In Iceland Monitor:

Doctor says CBS News claims on Iceland, Downs and abortion are false

From the National University Hospital's maternity ward.  

The claims that 100 percent of women in Iceland who receive a positive prenatal test for Down syndrome terminate their pregnancy are false, according to Hulda Hjartardóttir, chief of obstetrics at Iceland’s National University Hospital.

The claims were put forth in a story by CBSN:On assignment that has gotten a huge response with public figures, such as Sarah Palin who likened the abortions to the Nazi Holocaust.

Hulda was one of the interviewees in the CBS News story. “I went over this with CBS’s journalists but then they decide to publish one thing and not the other,” she says.

She says that yes, it is correct that when a woman has gone through all the tests available and the results clearly indicate Downs syndrome, the pregnancies are terminated almost 100 percent of the time. However, those numbers are only half the story.

The truth is that one third of mothers to be choose not to have more tests done after the first indication of Downs syndrome. These women want to continue their pregnancies even with the increased risk of Downs.

 “80 to 85 percent of women choose to have the screening, so there are 15 to 20 percent who don’t. Those women don’t want the information.

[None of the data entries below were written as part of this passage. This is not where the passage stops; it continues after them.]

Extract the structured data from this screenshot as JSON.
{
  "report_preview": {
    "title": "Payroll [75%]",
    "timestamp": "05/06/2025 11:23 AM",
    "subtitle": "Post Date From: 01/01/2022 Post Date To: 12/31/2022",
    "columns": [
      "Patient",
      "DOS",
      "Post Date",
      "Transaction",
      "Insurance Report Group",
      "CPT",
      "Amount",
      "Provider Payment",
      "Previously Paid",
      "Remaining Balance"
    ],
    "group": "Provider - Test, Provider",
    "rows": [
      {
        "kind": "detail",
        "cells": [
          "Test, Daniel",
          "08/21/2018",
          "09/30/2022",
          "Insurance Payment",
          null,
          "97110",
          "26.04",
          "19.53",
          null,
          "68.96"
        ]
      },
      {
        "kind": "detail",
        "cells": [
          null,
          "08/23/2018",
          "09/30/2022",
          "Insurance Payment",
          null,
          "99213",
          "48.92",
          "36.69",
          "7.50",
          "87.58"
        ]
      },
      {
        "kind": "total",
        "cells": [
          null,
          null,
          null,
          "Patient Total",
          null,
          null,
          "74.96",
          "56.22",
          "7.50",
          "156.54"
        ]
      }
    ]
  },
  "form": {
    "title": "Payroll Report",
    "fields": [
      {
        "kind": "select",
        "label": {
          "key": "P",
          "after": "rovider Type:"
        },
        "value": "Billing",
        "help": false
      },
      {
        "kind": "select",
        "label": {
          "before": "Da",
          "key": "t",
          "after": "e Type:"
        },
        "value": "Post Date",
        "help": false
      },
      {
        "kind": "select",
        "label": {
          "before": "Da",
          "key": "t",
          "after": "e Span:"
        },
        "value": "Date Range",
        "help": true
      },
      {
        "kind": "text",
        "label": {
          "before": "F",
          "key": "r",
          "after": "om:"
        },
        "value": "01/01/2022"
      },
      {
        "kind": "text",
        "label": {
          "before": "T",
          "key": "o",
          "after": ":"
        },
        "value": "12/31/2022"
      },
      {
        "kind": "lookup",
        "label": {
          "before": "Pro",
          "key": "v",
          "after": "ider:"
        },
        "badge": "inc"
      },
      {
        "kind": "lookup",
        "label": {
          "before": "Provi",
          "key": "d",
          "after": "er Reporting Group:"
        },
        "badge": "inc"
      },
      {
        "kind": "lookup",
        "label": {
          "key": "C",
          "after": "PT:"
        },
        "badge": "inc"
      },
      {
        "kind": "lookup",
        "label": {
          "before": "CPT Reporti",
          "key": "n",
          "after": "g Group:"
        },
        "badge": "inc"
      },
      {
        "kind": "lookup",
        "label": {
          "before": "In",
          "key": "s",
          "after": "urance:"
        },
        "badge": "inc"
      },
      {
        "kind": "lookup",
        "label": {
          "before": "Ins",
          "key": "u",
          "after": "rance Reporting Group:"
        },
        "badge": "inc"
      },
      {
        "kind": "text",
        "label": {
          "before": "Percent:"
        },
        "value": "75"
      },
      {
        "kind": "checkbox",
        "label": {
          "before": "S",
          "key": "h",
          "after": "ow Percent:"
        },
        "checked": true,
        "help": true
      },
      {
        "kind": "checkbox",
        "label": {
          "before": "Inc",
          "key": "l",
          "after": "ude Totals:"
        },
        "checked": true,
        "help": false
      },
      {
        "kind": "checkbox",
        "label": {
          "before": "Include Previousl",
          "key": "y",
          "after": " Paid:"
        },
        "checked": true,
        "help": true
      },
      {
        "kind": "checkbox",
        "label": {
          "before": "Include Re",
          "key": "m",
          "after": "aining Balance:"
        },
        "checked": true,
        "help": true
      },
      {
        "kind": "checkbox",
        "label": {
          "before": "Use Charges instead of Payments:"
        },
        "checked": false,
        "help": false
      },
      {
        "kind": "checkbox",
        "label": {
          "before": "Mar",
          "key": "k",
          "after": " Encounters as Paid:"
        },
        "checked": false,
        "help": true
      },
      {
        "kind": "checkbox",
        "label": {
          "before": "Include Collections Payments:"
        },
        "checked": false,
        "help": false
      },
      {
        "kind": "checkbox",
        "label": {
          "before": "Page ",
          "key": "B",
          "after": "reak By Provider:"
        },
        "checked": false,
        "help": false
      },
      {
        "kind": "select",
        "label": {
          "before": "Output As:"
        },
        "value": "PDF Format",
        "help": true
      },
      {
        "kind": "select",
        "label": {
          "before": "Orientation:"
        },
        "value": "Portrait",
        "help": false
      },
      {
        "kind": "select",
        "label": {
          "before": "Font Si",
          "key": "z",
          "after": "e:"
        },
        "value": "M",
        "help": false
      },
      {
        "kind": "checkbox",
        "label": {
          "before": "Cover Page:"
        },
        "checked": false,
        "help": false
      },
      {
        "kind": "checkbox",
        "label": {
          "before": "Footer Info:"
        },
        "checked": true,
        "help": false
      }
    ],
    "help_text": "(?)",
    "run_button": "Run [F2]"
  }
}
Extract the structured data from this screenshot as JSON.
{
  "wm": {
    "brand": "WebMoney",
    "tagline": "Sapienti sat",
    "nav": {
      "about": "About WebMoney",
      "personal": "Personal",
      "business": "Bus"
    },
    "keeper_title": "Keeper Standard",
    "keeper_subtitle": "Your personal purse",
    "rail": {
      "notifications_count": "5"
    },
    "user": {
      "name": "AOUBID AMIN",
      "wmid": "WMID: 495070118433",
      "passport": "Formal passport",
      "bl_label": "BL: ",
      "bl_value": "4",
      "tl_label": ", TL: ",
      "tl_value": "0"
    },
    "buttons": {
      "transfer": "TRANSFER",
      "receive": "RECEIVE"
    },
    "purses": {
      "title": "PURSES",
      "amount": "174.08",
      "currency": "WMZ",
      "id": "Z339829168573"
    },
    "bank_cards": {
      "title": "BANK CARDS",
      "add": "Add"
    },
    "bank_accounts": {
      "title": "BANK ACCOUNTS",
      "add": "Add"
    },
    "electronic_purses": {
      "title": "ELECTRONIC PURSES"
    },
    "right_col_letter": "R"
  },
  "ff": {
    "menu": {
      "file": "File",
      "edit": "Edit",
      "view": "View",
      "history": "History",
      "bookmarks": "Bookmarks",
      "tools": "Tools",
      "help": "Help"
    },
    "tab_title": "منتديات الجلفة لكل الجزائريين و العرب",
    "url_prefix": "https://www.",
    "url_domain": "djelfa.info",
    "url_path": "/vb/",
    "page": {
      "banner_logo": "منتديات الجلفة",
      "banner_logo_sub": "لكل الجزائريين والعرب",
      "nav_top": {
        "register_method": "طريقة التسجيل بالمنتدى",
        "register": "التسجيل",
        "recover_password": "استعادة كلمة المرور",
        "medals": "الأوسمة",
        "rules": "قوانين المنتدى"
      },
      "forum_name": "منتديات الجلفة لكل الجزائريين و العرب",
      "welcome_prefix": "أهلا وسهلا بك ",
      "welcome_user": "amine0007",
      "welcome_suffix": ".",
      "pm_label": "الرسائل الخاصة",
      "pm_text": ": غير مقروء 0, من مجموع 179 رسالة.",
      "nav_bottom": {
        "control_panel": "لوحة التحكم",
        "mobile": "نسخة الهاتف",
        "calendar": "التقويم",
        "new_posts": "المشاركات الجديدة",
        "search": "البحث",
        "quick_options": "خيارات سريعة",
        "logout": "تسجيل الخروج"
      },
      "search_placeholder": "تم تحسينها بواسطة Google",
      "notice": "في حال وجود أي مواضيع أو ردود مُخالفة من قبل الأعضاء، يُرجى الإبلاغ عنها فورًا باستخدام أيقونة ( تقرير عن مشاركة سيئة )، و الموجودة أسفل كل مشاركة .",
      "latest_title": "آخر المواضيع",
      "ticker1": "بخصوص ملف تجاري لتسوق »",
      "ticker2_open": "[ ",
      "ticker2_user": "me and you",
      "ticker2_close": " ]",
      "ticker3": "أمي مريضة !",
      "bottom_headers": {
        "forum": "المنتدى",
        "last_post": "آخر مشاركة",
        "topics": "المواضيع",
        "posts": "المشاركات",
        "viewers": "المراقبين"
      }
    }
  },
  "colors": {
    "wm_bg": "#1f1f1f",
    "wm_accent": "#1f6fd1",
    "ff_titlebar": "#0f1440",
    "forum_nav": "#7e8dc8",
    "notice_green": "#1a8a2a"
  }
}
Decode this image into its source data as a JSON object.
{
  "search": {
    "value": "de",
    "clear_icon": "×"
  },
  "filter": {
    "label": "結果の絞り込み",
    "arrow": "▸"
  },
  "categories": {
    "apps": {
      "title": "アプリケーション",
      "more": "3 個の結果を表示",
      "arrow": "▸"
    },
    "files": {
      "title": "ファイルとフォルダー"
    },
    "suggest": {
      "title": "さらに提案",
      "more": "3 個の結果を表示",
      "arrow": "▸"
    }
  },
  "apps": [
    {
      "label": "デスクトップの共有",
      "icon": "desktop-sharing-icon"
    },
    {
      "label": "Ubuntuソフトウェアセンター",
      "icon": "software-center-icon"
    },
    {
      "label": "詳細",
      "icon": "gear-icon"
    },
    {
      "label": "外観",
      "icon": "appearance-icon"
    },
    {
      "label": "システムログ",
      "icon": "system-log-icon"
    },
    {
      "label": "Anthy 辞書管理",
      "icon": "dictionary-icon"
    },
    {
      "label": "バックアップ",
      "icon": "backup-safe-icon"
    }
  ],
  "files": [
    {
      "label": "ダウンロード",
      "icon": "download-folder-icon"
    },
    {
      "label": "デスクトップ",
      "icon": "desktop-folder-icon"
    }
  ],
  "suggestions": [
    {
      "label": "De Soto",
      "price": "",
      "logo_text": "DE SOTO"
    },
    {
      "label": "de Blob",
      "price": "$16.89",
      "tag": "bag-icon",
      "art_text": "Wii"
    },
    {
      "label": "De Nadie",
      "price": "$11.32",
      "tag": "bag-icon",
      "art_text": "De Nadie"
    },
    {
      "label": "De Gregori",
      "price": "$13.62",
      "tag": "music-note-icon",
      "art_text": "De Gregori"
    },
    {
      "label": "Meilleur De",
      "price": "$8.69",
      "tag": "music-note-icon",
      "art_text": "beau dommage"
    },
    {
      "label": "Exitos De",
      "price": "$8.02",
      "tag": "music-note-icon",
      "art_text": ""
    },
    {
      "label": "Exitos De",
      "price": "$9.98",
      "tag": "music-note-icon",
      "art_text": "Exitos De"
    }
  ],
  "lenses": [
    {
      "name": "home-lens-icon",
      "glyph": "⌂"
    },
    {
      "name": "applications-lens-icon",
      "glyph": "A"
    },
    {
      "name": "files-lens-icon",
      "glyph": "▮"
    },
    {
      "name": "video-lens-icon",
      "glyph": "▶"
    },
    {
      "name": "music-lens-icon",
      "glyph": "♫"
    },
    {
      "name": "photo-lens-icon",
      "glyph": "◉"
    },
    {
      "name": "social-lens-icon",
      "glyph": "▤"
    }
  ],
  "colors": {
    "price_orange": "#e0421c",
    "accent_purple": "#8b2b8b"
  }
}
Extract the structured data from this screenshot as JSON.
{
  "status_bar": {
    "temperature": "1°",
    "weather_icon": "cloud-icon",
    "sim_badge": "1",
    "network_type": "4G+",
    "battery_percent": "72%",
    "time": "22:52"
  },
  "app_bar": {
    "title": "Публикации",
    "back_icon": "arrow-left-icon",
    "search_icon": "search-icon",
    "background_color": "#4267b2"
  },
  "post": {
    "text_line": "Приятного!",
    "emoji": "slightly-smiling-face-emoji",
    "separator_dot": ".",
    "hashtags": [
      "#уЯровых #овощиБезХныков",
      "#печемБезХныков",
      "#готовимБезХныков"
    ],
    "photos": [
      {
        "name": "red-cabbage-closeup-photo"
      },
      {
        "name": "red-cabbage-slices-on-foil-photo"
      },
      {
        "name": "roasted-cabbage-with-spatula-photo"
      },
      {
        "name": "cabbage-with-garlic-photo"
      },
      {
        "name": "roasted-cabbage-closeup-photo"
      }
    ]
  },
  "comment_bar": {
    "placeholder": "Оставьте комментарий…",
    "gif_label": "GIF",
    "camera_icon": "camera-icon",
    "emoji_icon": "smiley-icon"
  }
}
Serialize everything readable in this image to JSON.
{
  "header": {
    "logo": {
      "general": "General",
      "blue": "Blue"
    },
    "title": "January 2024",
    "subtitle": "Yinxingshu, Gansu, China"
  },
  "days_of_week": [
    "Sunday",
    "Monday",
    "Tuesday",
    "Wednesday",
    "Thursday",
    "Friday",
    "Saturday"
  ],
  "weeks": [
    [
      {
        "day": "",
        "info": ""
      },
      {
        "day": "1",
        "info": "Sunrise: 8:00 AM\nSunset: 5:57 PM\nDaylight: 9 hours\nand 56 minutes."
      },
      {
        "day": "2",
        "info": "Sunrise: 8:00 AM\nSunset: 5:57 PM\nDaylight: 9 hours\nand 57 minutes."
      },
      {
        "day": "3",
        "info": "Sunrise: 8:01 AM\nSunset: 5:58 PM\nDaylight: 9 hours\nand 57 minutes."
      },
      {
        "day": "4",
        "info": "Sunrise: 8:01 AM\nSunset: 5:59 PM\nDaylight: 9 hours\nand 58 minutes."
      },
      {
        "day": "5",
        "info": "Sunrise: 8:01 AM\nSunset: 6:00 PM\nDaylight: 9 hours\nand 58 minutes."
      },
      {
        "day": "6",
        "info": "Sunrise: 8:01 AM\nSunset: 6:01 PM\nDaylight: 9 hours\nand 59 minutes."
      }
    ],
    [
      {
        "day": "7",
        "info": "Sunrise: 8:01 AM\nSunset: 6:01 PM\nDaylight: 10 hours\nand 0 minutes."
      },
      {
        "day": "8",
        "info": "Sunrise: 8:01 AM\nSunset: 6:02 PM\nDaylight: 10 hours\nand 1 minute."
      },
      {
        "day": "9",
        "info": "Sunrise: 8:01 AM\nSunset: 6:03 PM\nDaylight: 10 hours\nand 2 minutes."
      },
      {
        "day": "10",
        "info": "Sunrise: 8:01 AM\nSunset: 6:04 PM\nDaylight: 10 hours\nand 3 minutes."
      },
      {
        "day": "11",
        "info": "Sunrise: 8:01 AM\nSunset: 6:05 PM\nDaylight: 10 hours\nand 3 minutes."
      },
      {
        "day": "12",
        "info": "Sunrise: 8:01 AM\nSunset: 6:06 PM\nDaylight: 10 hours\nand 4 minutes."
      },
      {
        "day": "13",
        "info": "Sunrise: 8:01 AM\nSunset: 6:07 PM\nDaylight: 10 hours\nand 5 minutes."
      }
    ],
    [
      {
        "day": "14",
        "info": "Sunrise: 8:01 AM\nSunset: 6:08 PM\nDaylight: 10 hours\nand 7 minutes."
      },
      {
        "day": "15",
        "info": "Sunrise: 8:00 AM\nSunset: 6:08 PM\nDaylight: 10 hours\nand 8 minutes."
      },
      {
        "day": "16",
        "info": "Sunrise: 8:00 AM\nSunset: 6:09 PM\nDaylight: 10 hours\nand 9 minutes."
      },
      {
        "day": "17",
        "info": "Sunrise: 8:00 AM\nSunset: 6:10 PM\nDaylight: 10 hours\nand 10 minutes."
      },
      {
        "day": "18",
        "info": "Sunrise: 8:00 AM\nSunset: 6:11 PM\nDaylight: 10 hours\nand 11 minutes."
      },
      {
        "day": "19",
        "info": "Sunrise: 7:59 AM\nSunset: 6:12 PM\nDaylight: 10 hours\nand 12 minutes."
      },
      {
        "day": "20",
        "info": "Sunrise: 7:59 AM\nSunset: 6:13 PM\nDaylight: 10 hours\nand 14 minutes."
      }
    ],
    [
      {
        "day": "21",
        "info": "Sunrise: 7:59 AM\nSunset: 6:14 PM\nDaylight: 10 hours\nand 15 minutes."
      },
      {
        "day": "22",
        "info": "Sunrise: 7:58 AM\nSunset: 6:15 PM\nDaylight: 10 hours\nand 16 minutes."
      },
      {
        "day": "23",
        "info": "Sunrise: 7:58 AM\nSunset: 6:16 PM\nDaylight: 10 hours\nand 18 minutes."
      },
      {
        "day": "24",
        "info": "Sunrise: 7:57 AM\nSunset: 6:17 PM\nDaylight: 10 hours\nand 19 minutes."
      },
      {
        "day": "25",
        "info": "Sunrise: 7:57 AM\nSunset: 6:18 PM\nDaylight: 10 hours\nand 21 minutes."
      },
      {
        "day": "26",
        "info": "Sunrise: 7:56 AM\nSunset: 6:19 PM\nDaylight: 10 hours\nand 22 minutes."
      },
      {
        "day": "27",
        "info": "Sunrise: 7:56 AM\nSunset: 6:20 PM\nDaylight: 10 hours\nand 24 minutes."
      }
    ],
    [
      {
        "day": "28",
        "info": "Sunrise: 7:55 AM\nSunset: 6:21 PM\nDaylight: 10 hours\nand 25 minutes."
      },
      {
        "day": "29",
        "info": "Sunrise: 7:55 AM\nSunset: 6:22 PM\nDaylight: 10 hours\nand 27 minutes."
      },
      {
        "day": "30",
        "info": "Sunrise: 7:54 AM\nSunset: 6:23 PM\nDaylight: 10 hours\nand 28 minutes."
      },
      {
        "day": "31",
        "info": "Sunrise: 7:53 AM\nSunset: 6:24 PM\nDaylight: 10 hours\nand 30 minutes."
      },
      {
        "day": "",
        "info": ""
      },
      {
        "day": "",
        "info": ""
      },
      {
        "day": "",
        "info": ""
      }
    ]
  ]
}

Of the women who have the screening and get results that point to increased risk about 75 to 80 percent get further tests done but 20 to 25 percent choose not to. That’s a group that after counseling and discussions can’t bear the thought of ending the pregnancy despite the Downs syndrome emerging,” Hulda says.

All in all about one third of mothers don’t want to get the screening or blood tests and wouldn’t have abortions.

“There are women who choose to continue the pregnancy and I know they spoke to one woman who chose to continue, even with this result.”

Hulda says that from her experience those who have already decided to terminate the pregnancy in case of Downs are more likely to have the tests done for conformation. Others don’t do it.

She says that the situation is similar in neighboring countries and points to Denmark that has a 98 percent abortion rate when it comes to Downs.

“I think that if we had a larger group and higher numbers the results would be similar. It isn’t really 100 percent. The country is small of course and it changes from year to year.”

Former Gov. Sarah Palin is mother to a beautiful 9-year-old boy named Trig. He happens to have Down syndrome. You can imagine how she reacted, then, to the CBS report that Iceland is “eliminating” children with the syndrome via abortion.

“This intolerance for people who may not look like you is so wrong, it’s so evil,” Palin said on Fox News Tuesday night.

Iceland is a “beautiful country,” she recalled, but “it won’t be so beautiful it they continue down this path.”

Choking back tears, Palin was shocked that the government is trying to “snuff out the life” of those who don’t look like their subjective view of perfection. It is a culture that hearkens back to Nazi Germany, she noted.

“Children with Down syndrome are “unique and make the world more unique,” Palin said.

Palin also criticized the “celebratory” tone CBS used when it tweeted about Iceland’s anti-life agenda..

The former vice presidential candidate and her son have been the victims of mockery since she entered the political spotlight. In 2011, Wonkette published a piece, which they have since removed, in which they called Trig “retarded.” No mother should have to be subjected to such cruel rhetoric.

Palin acknowledged on Fox that she was “full of fear” when she was handed the diagnosis that Trig may be born with Down syndrome. She was “brought down to her knees” and asked God to prepare her.

“The minute Trig was born, the fear went anyway,” she said.

LifeNews Note: Cortney O’Brien is a Townhall web editor, where this was originally published.